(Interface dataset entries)
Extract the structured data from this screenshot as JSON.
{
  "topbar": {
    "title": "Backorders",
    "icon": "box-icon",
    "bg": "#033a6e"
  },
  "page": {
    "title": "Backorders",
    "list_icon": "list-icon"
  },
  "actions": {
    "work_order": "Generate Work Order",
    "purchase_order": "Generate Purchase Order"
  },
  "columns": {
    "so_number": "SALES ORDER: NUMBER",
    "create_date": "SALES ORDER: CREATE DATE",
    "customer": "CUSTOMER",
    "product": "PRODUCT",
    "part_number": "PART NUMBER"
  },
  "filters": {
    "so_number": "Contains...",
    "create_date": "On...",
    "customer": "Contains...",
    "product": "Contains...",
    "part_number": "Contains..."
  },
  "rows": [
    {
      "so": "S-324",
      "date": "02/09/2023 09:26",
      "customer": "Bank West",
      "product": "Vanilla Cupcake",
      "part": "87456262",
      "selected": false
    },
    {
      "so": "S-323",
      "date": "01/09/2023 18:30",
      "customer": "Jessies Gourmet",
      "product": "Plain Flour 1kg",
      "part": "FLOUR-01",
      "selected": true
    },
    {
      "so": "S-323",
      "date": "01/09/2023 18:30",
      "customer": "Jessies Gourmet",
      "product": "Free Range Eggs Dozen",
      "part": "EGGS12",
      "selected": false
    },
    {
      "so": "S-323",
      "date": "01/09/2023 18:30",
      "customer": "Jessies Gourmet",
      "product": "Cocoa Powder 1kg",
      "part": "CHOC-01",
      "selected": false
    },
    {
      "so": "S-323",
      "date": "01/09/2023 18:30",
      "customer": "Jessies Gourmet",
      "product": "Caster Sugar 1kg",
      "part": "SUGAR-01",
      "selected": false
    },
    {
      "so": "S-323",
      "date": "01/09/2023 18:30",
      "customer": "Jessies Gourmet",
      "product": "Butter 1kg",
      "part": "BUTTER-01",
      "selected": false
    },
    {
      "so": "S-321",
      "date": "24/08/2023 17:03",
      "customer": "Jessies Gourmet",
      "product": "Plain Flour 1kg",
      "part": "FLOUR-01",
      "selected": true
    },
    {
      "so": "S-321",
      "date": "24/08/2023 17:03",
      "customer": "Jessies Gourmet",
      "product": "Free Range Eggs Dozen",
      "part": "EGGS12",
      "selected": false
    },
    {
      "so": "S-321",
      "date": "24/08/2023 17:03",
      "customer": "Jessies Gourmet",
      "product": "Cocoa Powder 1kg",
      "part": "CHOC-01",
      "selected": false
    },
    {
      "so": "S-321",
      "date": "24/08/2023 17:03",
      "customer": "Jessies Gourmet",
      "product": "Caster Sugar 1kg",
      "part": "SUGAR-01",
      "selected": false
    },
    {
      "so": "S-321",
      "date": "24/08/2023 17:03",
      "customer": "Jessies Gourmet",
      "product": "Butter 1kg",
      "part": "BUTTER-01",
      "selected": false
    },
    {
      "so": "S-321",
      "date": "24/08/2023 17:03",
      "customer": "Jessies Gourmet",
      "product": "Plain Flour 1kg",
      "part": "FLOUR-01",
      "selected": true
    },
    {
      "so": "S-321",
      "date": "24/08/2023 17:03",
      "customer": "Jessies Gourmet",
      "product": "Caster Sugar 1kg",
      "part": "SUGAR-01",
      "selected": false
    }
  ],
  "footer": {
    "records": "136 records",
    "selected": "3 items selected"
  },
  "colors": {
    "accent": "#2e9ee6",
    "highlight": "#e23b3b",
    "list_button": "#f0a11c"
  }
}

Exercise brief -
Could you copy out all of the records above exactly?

Solved exercise -
Extract the structured data from this screenshot as JSON.
{
  "topbar": {
    "title": "Backorders",
    "icon": "box-icon",
    "bg": "#033a6e"
  },
  "page": {
    "title": "Backorders",
    "list_icon": "list-icon"
  },
  "actions": {
    "work_order": "Generate Work Order",
    "purchase_order": "Generate Purchase Order"
  },
  "columns": {
    "so_number": "SALES ORDER: NUMBER",
    "create_date": "SALES ORDER: CREATE DATE",
    "customer": "CUSTOMER",
    "product": "PRODUCT",
    "part_number": "PART NUMBER"
  },
  "filters": {
    "so_number": "Contains...",
    "create_date": "On...",
    "customer": "Contains...",
    "product": "Contains...",
    "part_number": "Contains..."
  },
  "rows": [
    {
      "so": "S-324",
      "date": "02/09/2023 09:26",
      "customer": "Bank West",
      "product": "Vanilla Cupcake",
      "part": "87456262",
      "selected": false
    },
    {
      "so": "S-323",
      "date": "01/09/2023 18:30",
      "customer": "Jessies Gourmet",
      "product": "Plain Flour 1kg",
      "part": "FLOUR-01",
      "selected": true
    },
    {
      "so": "S-323",
      "date": "01/09/2023 18:30",
      "customer": "Jessies Gourmet",
      "product": "Free Range Eggs Dozen",
      "part": "EGGS12",
      "selected": false
    },
    {
      "so": "S-323",
      "date": "01/09/2023 18:30",
      "customer": "Jessies Gourmet",
      "product": "Cocoa Powder 1kg",
      "part": "CHOC-01",
      "selected": false
    },
    {
      "so": "S-323",
      "date": "01/09/2023 18:30",
      "customer": "Jessies Gourmet",
      "product": "Caster Sugar 1kg",
      "part": "SUGAR-01",
      "selected": false
    },
    {
      "so": "S-323",
      "date": "01/09/2023 18:30",
      "customer": "Jessies Gourmet",
      "product": "Butter 1kg",
      "part": "BUTTER-01",
      "selected": false
    },
    {
      "so": "S-321",
      "date": "24/08/2023 17:03",
      "customer": "Jessies Gourmet",
      "product": "Plain Flour 1kg",
      "part": "FLOUR-01",
      "selected": true
    },
    {
      "so": "S-321",
      "date": "24/08/2023 17:03",
      "customer": "Jessies Gourmet",
      "product": "Free Range Eggs Dozen",
      "part": "EGGS12",
      "selected": false
    },
    {
      "so": "S-321",
      "date": "24/08/2023 17:03",
      "customer": "Jessies Gourmet",
      "product": "Cocoa Powder 1kg",
      "part": "CHOC-01",
      "selected": false
    },
    {
      "so": "S-321",
      "date": "24/08/2023 17:03",
      "customer": "Jessies Gourmet",
      "product": "Caster Sugar 1kg",
      "part": "SUGAR-01",
      "selected": false
    },
    {
      "so": "S-321",
      "date": "24/08/2023 17:03",
      "customer": "Jessies Gourmet",
      "product": "Butter 1kg",
      "part": "BUTTER-01",
      "selected": false
    },
    {
      "so": "S-321",
      "date": "24/08/2023 17:03",
      "customer": "Jessies Gourmet",
      "product": "Plain Flour 1kg",
      "part": "FLOUR-01",
      "selected": true
    },
    {
      "so": "S-321",
      "date": "24/08/2023 17:03",
      "customer": "Jessies Gourmet",
      "product": "Caster Sugar 1kg",
      "part": "SUGAR-01",
      "selected": false
    }
  ],
  "footer": {
    "records": "136 records",
    "selected": "3 items selected"
  },
  "colors": {
    "accent": "#2e9ee6",
    "highlight": "#e23b3b",
    "list_button": "#f0a11c"
  }
}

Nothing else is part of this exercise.